» AIM OF THE EXERCISE
Every line below that holds the word "text" counts once; please tally them and give only the total.

» Data records
----------------
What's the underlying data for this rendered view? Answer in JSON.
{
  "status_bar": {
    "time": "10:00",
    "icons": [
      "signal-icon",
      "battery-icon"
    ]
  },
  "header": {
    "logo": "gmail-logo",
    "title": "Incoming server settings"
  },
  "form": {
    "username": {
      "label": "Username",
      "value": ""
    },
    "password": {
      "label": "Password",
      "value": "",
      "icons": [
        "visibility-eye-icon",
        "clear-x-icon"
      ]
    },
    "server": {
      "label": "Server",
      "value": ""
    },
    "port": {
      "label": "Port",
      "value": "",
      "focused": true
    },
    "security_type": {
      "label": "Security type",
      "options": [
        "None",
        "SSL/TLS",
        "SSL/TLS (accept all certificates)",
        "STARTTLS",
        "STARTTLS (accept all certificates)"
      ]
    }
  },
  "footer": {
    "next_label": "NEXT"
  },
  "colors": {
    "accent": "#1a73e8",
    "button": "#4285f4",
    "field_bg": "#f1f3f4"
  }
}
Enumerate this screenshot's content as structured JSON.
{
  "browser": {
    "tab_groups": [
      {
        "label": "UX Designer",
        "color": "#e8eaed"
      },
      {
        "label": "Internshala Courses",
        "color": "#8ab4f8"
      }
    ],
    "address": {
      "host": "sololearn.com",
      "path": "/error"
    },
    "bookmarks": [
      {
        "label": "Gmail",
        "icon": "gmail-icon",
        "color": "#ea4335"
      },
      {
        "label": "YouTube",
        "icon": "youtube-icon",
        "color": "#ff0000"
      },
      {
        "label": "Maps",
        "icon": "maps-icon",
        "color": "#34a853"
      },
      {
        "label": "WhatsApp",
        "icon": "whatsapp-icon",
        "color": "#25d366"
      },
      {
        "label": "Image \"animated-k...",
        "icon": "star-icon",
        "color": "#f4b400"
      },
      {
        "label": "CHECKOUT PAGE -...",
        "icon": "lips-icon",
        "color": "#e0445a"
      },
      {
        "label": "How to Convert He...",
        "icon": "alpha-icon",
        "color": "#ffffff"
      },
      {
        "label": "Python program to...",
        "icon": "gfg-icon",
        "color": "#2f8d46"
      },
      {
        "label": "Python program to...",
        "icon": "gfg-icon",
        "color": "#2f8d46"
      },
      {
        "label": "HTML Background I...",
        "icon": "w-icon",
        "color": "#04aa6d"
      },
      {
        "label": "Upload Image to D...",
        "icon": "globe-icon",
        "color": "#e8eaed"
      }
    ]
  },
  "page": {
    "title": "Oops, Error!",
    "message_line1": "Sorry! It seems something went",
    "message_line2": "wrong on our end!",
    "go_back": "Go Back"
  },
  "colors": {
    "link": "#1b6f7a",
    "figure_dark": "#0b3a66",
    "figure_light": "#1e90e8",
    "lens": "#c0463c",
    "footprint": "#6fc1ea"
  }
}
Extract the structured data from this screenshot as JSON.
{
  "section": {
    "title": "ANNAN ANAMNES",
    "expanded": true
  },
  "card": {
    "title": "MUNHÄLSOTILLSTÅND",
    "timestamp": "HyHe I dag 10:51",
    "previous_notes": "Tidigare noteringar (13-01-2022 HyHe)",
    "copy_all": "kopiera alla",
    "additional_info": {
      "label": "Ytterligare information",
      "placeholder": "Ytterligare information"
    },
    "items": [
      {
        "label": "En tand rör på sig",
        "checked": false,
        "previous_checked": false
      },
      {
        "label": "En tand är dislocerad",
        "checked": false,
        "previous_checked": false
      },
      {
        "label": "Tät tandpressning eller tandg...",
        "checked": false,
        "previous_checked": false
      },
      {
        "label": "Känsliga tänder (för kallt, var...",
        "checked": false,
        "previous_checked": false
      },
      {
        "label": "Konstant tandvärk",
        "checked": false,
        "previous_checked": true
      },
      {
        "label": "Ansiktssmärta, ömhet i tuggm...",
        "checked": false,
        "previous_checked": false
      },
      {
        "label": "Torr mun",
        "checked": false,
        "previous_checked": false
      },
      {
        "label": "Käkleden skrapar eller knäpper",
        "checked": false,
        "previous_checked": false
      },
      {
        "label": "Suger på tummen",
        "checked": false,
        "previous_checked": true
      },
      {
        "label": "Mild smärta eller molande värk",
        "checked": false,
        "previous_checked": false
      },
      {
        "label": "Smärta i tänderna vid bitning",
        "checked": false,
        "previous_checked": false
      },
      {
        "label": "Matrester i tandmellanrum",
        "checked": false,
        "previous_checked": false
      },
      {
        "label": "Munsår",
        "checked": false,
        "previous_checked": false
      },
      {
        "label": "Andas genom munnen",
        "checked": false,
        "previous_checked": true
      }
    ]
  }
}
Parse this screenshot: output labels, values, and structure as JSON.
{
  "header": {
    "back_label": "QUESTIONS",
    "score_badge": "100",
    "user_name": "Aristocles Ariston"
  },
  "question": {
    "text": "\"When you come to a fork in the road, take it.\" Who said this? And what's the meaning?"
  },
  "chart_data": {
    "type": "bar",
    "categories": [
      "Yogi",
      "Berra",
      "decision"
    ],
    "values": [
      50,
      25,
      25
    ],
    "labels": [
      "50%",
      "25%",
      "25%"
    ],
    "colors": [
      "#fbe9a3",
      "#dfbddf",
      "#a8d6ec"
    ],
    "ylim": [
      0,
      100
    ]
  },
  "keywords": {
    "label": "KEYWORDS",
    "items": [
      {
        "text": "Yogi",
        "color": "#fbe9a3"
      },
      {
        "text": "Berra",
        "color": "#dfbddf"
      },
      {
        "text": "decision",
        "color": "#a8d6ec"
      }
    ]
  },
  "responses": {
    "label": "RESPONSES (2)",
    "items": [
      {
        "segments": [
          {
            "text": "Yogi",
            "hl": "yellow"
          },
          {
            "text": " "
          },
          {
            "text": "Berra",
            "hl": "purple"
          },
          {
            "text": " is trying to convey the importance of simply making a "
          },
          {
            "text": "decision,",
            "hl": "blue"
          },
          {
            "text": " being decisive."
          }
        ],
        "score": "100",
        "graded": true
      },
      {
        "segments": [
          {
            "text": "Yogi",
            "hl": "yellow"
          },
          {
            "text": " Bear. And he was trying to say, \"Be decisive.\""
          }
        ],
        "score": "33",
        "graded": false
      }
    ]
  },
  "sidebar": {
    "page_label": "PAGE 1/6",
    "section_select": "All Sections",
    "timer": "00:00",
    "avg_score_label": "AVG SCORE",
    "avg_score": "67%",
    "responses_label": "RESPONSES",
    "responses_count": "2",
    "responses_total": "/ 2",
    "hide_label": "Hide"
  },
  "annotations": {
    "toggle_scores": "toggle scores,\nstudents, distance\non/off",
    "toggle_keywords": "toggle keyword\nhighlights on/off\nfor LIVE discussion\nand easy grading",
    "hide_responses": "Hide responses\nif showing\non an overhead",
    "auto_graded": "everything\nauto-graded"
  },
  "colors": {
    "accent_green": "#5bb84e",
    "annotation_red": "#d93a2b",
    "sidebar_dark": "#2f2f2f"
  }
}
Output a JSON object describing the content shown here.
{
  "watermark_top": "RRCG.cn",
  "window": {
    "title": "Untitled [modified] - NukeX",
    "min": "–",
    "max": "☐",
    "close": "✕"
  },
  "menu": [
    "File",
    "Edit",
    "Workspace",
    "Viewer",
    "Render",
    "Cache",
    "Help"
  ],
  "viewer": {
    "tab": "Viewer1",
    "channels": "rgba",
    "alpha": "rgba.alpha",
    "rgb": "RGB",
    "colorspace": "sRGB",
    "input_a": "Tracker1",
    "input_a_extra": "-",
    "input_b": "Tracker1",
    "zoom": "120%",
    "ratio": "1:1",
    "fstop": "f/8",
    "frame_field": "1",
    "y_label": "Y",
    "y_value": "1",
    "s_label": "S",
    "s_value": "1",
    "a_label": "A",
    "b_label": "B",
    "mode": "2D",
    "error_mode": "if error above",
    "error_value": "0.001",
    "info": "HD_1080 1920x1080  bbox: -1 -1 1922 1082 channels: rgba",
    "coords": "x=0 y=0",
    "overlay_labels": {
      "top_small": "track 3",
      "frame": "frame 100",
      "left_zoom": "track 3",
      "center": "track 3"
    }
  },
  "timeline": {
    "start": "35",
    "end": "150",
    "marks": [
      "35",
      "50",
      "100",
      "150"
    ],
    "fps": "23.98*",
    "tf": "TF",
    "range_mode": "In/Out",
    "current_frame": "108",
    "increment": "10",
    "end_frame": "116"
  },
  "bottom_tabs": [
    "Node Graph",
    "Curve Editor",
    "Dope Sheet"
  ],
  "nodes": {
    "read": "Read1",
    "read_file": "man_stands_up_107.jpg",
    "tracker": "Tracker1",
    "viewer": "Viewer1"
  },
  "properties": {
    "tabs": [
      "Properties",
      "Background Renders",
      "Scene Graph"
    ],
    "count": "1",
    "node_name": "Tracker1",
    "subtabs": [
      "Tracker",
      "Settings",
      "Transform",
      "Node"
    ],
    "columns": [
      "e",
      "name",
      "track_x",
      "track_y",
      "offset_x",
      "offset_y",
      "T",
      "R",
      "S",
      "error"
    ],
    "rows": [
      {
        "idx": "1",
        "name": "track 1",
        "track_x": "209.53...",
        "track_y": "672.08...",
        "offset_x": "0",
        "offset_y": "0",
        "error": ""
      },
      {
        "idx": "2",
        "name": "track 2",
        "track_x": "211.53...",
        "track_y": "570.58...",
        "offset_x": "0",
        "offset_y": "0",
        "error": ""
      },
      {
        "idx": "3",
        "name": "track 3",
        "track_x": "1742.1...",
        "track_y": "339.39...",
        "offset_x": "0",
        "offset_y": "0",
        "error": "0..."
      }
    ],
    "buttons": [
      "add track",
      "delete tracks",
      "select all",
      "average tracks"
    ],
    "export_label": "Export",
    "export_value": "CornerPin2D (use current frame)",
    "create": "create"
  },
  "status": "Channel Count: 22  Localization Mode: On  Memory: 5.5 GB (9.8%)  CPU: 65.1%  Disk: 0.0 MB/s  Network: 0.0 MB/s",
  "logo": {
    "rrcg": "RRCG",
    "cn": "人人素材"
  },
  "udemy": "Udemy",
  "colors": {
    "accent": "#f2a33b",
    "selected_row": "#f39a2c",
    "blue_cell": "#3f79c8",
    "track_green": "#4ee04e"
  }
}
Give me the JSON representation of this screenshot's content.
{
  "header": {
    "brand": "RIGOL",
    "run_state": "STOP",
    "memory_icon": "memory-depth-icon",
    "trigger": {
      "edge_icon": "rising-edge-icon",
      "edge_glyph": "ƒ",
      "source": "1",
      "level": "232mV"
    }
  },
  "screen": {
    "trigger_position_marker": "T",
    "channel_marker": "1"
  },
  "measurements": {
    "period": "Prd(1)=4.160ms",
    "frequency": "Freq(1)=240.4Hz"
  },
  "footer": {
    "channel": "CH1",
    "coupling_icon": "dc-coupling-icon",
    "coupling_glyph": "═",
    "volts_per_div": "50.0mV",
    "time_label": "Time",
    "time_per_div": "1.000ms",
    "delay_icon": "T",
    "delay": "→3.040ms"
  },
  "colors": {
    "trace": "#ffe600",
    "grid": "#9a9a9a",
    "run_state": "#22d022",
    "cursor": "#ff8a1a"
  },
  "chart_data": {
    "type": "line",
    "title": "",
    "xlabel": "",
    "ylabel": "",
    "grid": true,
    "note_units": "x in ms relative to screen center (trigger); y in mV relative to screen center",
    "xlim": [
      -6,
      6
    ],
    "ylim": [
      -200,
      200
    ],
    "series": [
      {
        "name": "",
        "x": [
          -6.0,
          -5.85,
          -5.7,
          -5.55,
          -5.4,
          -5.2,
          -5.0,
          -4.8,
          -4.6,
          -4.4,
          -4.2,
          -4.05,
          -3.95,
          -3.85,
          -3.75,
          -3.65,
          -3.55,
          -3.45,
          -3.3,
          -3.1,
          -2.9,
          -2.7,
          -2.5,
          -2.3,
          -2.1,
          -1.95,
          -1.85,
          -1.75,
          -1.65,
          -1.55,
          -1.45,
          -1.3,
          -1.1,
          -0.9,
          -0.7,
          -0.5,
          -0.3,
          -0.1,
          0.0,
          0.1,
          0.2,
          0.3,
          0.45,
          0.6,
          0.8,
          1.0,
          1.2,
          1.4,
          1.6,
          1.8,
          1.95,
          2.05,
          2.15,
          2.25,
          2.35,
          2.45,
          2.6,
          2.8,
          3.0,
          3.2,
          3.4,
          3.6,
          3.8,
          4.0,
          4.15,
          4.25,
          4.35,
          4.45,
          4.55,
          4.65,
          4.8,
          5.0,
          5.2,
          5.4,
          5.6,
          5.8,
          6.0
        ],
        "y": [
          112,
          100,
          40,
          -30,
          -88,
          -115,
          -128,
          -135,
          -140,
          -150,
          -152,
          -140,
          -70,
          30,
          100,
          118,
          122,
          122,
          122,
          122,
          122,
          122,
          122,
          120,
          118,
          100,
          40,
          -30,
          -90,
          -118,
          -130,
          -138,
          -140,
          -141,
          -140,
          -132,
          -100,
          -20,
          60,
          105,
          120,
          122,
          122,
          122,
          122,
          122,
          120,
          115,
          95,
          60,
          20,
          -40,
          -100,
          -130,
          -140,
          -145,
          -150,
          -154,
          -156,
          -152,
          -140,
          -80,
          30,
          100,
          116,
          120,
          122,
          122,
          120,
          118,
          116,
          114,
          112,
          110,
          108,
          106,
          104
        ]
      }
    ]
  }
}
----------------
» WRITTEN ANSWER
12